:: SUPPLIED MATERIAL

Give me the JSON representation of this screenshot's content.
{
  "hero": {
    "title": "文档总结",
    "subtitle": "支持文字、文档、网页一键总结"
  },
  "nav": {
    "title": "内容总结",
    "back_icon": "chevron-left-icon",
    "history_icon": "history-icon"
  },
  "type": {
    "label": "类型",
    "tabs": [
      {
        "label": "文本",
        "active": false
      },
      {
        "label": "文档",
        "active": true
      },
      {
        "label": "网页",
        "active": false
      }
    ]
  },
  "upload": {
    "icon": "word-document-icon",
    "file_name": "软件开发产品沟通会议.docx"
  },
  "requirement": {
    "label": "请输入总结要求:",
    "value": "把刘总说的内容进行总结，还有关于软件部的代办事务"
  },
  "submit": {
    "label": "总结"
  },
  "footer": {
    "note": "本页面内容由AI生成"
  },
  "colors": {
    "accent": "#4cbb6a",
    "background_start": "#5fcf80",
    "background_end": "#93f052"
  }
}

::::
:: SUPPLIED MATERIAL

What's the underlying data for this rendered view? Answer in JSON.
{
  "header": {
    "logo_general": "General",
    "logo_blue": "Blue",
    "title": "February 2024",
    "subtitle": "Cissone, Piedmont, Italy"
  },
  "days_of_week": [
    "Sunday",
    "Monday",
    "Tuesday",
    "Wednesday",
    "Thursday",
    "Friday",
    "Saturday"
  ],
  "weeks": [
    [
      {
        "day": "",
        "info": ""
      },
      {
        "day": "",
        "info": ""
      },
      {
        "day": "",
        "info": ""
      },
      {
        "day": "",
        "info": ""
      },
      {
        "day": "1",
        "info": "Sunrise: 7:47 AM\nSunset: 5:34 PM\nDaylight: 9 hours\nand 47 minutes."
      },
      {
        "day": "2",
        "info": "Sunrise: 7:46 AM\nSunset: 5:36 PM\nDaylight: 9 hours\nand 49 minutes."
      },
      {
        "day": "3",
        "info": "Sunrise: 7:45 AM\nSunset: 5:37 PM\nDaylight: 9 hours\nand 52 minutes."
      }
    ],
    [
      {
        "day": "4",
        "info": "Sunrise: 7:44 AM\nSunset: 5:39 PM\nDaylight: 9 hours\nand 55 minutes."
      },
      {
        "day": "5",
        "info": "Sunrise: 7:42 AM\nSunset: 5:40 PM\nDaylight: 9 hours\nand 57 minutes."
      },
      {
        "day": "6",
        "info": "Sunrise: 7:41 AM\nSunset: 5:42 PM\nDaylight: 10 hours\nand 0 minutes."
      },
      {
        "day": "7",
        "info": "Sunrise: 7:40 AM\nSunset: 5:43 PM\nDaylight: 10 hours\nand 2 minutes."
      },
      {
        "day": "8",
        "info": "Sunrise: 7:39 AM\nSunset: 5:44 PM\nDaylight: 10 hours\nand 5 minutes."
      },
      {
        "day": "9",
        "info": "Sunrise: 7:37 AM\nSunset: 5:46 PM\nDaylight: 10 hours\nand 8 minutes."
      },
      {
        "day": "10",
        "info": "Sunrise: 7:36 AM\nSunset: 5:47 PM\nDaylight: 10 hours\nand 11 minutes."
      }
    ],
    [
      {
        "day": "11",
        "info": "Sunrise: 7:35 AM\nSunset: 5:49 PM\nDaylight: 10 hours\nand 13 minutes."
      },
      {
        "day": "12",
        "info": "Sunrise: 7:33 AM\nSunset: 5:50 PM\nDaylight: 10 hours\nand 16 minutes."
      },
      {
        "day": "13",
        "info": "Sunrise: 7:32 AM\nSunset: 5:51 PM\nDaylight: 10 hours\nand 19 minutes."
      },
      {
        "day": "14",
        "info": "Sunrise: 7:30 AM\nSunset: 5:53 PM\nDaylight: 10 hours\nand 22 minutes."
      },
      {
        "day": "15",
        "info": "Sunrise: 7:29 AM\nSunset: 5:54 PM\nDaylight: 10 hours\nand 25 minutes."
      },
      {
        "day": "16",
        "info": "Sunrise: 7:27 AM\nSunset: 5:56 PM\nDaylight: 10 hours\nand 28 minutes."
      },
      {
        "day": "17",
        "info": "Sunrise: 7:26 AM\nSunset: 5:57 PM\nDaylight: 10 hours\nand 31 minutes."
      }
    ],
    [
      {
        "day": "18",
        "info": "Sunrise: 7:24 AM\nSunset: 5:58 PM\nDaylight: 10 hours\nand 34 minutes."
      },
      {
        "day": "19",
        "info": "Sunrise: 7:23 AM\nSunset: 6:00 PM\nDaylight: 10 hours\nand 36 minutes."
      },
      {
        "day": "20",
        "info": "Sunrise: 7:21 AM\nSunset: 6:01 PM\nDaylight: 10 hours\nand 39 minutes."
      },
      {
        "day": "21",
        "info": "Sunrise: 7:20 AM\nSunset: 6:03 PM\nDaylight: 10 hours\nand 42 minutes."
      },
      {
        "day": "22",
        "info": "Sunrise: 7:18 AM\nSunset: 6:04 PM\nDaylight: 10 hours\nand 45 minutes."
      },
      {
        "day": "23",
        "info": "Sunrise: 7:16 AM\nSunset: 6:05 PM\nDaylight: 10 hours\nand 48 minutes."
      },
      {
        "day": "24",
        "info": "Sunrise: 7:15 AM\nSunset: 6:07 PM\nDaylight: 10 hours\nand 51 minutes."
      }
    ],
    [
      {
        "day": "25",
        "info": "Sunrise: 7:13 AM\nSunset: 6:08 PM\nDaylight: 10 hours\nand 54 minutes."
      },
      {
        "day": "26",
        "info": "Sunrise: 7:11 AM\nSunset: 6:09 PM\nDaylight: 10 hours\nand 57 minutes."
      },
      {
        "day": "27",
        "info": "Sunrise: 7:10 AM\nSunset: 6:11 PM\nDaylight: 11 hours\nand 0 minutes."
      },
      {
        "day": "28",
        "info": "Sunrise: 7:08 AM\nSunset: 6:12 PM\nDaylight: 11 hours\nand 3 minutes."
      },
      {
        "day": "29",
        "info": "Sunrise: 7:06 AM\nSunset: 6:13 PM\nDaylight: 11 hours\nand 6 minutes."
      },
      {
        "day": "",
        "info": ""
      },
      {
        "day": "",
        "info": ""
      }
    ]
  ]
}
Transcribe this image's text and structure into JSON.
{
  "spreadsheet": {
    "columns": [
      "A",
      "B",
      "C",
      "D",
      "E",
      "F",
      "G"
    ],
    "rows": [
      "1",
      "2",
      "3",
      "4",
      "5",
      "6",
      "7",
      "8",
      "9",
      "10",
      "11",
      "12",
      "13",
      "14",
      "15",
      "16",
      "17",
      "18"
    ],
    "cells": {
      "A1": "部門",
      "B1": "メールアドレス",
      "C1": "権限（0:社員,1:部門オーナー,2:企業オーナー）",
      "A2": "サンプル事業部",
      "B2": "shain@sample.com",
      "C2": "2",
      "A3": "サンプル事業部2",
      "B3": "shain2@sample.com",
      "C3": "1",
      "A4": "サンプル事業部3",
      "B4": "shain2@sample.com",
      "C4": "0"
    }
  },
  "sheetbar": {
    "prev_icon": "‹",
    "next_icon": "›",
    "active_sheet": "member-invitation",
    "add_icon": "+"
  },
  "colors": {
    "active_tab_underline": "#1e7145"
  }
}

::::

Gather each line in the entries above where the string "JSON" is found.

- **RESPONSE AREA**
Give me the JSON representation of this screenshot's content.
What's the underlying data for this rendered view? Answer in JSON.
Transcribe this image's text and structure into JSON.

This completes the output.